The quality of new homes is getting worse as housebuilders show contempt for their customers by refusing to tackle the issues in their poor quality, defect-ridden new homes.
This government has bent over backwards to help the house building industry, with taxpayer-funded subsidies such as the controversial Help to Buy equity scheme (£791million loaned for 19,394 new homes to 31 March 2014) and the ongoing relaxation of planning rules. So why are Britain’s housebuilders not doing anything to improve the dire quality of the new homes they are building?
The quality of new homes is getting worse as this recent article in the Daily Mail demonstrates; caused by a combination of a lack of skilled tradesmen, insufficient construction time, poor site management and the builder’s CEOs only caring about profit and numbers (and their bonuses!) – quality doesn’t come first (if it ever did), in fact it doesn’t even come fourth! To add insult to injury, housebuilders are even routinely refusing to take any action to fix defects that unlucky buyers discover in their new homes once the initial excitement wears off, coming up with “it’s within tolerance” and other excuses in an attempt to justify not fixing defects in their new homes.

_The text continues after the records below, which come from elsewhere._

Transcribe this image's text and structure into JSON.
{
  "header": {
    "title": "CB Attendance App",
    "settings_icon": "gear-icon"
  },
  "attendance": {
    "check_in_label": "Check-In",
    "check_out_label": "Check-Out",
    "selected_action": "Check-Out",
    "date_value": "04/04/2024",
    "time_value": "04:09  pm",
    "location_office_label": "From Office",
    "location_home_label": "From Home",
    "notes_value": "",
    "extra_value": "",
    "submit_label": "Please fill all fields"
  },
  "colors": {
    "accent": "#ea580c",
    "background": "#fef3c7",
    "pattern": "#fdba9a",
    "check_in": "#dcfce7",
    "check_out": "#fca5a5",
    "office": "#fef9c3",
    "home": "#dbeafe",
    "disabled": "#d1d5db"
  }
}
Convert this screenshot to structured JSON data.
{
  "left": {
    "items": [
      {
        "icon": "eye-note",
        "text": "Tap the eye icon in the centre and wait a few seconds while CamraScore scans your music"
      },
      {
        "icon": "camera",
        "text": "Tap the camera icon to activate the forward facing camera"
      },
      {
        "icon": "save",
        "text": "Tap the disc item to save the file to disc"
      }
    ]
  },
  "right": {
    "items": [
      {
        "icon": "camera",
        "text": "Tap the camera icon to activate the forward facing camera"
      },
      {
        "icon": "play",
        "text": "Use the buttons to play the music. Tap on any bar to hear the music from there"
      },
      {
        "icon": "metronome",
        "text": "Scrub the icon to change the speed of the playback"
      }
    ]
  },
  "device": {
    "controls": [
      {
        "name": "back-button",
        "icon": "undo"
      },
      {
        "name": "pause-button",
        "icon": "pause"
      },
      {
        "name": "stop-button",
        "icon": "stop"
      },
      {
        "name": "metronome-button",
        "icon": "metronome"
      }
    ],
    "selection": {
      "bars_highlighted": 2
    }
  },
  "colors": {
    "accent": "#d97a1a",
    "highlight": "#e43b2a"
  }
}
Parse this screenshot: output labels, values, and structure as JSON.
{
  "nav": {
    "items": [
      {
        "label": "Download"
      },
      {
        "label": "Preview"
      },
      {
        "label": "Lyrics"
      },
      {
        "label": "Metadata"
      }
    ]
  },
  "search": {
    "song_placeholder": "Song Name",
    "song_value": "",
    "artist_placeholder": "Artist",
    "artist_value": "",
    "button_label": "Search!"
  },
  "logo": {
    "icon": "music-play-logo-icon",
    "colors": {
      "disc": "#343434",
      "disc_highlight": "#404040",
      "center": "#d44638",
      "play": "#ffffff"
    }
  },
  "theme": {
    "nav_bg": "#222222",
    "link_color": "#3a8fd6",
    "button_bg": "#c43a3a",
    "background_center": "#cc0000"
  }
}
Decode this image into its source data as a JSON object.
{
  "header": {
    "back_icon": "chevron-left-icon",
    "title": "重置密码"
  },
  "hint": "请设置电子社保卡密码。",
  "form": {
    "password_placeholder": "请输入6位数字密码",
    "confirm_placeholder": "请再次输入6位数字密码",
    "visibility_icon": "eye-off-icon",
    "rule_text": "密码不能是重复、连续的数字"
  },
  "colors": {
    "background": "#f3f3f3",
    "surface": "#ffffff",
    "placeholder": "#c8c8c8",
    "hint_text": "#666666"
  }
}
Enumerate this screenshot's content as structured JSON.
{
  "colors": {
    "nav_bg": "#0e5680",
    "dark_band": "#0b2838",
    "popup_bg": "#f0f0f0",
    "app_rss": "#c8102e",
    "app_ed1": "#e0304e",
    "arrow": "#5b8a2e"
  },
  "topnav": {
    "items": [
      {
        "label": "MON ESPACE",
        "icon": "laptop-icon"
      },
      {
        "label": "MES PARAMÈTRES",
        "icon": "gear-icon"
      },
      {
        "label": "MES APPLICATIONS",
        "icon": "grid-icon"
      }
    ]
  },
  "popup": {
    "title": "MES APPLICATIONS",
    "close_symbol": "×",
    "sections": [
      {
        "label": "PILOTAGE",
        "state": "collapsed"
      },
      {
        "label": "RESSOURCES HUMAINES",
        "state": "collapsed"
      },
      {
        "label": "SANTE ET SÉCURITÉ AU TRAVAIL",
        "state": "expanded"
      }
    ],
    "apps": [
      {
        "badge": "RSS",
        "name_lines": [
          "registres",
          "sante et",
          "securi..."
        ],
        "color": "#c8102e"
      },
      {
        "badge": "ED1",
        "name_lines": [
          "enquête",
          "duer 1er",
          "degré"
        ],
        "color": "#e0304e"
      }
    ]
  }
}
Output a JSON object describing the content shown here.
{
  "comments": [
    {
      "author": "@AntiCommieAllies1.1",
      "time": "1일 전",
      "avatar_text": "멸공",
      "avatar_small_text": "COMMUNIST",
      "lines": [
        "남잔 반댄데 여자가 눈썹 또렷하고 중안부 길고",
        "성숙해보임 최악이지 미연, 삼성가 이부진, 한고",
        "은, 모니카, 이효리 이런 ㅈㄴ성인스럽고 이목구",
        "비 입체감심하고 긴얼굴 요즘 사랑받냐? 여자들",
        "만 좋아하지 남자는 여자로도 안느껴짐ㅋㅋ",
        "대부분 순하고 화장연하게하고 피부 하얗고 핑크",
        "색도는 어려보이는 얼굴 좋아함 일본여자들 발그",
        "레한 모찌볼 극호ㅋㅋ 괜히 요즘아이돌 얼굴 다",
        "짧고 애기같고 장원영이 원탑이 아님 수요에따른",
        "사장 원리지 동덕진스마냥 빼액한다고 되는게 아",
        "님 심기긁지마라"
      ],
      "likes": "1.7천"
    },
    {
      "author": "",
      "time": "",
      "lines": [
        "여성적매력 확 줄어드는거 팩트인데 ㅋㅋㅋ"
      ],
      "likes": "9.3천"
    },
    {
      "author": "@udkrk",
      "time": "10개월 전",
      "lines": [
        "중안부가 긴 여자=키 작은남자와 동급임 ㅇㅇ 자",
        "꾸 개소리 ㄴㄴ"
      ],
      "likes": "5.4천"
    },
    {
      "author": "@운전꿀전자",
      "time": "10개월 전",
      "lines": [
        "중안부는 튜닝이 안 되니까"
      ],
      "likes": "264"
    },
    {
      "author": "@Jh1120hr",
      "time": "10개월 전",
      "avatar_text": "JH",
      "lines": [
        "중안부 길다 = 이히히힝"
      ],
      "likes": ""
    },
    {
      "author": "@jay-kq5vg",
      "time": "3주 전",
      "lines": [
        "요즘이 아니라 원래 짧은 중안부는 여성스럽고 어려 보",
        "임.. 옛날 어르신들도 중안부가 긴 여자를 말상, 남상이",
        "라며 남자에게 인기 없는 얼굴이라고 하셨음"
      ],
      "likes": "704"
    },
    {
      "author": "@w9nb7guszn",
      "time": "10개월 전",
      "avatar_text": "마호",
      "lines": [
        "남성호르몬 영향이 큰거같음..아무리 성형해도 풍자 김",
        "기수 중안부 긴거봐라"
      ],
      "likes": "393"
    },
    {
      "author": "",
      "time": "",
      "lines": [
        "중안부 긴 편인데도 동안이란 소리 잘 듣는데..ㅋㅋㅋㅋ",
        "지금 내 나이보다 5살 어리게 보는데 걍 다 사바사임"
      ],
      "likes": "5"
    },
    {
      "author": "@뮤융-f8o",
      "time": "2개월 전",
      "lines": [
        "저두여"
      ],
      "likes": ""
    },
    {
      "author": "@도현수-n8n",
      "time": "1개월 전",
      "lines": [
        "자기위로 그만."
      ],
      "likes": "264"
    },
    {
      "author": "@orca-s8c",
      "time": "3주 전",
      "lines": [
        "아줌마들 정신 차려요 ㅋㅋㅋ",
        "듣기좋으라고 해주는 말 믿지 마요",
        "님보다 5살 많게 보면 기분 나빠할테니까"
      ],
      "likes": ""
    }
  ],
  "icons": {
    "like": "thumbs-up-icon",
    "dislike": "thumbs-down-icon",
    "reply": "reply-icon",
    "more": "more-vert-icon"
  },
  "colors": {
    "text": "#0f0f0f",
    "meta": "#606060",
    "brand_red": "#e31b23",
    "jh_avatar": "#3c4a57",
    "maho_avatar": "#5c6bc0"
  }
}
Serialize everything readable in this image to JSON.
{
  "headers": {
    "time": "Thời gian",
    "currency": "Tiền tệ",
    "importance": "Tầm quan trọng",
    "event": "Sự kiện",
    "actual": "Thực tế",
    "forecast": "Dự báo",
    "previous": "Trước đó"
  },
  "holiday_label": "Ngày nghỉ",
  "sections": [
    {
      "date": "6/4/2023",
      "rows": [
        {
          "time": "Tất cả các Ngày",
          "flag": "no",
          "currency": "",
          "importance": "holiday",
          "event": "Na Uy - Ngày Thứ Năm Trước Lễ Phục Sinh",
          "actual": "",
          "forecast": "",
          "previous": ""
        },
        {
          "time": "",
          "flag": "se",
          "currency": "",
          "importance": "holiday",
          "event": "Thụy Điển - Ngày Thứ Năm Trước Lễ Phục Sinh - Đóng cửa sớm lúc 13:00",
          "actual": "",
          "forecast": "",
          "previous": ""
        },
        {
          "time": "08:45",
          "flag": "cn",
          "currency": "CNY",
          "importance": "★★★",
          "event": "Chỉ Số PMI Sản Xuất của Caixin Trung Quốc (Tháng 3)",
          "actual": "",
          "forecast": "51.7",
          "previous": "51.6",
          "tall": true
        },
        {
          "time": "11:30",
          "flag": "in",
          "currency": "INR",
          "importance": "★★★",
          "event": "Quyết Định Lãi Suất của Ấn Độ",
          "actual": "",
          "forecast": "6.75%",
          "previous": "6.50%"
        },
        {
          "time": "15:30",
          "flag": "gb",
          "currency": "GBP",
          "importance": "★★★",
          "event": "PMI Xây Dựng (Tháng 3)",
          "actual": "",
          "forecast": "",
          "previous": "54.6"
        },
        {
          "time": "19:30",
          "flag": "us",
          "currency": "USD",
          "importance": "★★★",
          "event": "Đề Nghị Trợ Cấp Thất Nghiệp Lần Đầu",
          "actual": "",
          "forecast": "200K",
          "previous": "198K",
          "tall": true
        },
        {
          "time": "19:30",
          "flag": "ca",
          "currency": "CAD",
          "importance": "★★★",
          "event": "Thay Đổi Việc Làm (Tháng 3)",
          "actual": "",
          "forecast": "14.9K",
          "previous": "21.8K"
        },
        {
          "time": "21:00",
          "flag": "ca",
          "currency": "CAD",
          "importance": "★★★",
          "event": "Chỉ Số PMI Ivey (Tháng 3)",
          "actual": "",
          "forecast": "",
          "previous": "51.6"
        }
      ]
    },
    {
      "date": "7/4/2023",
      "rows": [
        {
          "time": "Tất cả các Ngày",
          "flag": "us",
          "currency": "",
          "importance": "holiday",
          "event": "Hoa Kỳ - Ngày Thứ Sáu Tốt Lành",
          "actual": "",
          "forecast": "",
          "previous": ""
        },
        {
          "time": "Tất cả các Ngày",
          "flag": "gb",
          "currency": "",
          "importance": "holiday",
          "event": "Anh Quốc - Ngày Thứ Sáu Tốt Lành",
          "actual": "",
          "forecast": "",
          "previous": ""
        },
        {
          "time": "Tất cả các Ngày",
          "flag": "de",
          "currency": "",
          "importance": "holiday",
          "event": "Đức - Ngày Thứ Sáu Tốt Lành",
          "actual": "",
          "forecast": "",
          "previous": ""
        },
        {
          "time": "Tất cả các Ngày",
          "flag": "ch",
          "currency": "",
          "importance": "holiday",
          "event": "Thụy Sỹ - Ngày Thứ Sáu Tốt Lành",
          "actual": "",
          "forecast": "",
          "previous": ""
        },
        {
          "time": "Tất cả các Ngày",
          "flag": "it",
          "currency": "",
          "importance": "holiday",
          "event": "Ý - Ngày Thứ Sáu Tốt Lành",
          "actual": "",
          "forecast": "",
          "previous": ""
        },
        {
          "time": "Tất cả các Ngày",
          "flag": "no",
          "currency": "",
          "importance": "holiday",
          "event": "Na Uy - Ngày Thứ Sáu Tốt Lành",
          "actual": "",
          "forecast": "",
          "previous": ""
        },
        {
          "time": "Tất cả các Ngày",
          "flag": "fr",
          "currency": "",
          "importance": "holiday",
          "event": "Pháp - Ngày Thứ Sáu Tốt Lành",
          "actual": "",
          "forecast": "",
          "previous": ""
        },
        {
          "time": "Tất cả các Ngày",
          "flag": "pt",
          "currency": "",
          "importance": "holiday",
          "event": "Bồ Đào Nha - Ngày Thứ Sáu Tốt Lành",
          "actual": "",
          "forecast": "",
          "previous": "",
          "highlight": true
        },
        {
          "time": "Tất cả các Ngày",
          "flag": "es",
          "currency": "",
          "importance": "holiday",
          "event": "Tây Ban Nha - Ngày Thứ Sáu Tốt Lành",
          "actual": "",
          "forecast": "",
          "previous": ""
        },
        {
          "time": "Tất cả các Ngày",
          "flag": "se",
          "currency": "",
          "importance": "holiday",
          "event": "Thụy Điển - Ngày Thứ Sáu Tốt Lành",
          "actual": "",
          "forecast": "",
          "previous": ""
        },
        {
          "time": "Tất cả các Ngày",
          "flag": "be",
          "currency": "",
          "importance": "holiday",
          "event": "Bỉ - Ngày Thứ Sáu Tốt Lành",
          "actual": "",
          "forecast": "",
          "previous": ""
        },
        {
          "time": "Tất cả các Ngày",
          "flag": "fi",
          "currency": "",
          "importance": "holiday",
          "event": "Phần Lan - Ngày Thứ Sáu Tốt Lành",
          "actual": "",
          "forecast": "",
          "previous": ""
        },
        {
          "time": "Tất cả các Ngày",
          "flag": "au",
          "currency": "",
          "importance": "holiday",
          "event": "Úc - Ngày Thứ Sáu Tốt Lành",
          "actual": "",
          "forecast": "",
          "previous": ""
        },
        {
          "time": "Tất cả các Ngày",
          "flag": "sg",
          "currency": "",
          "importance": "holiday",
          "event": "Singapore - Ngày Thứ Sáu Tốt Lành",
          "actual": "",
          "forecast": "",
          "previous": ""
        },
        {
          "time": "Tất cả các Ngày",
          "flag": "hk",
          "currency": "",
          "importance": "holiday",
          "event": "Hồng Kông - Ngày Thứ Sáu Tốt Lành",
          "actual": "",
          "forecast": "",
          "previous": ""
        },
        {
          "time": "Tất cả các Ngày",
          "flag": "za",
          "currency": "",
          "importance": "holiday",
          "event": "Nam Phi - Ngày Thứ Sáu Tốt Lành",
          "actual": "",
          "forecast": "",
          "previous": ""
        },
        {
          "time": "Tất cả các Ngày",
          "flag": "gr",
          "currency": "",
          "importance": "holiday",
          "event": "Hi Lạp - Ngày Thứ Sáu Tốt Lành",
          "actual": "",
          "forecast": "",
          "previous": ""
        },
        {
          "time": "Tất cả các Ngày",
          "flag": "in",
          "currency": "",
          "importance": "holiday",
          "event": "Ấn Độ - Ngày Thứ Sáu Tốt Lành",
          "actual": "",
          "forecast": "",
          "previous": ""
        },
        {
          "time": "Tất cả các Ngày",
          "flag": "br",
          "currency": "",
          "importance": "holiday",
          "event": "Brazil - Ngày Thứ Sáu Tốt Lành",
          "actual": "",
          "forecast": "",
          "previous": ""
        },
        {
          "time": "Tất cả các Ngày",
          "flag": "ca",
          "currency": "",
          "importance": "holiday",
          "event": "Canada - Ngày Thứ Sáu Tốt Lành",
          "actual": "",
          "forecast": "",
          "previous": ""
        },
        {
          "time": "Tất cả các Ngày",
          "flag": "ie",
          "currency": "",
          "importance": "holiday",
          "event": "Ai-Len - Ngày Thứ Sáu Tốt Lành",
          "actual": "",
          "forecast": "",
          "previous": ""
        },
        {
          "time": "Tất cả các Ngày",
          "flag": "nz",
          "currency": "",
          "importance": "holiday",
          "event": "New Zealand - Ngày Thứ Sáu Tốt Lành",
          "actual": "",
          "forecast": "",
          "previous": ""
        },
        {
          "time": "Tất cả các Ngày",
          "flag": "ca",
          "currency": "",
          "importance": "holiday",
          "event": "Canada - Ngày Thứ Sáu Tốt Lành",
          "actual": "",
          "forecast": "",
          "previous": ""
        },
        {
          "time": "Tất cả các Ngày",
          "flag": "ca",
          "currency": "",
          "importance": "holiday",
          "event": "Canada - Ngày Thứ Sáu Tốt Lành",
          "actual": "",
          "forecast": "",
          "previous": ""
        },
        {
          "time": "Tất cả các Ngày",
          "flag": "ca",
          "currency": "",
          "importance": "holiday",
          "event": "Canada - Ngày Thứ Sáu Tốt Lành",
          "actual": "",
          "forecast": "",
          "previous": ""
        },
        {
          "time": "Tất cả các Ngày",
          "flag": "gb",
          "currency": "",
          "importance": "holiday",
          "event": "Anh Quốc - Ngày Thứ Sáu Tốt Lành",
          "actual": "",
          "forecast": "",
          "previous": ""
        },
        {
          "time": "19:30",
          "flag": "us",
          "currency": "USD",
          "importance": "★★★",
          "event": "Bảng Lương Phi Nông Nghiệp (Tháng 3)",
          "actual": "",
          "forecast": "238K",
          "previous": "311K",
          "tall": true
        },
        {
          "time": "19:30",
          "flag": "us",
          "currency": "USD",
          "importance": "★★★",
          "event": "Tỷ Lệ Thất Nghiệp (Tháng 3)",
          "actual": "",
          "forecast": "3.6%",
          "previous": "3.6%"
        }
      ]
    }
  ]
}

Extensive remedial works still being done in a Taylor Wimpey new home nine months after moving in.
The sad fact is that the quality of new homes and many housebuilder’s reputations are now so bad, an increasing number of new home buyers are employing professional snagging inspectors to independently check for defects in their new homes before they move in. But yet again, housebuilders often refuse point blank to allow access to the new home for buyer’s inspectors until after legal completion, as a matter of “company policy”. This means that any issues identified cannot be fixed prior to occupation and even if the builder does attend to them later, (a big if!) it causes maximum inconvenience for the consumer taking time off work, moving furniture, mess etc.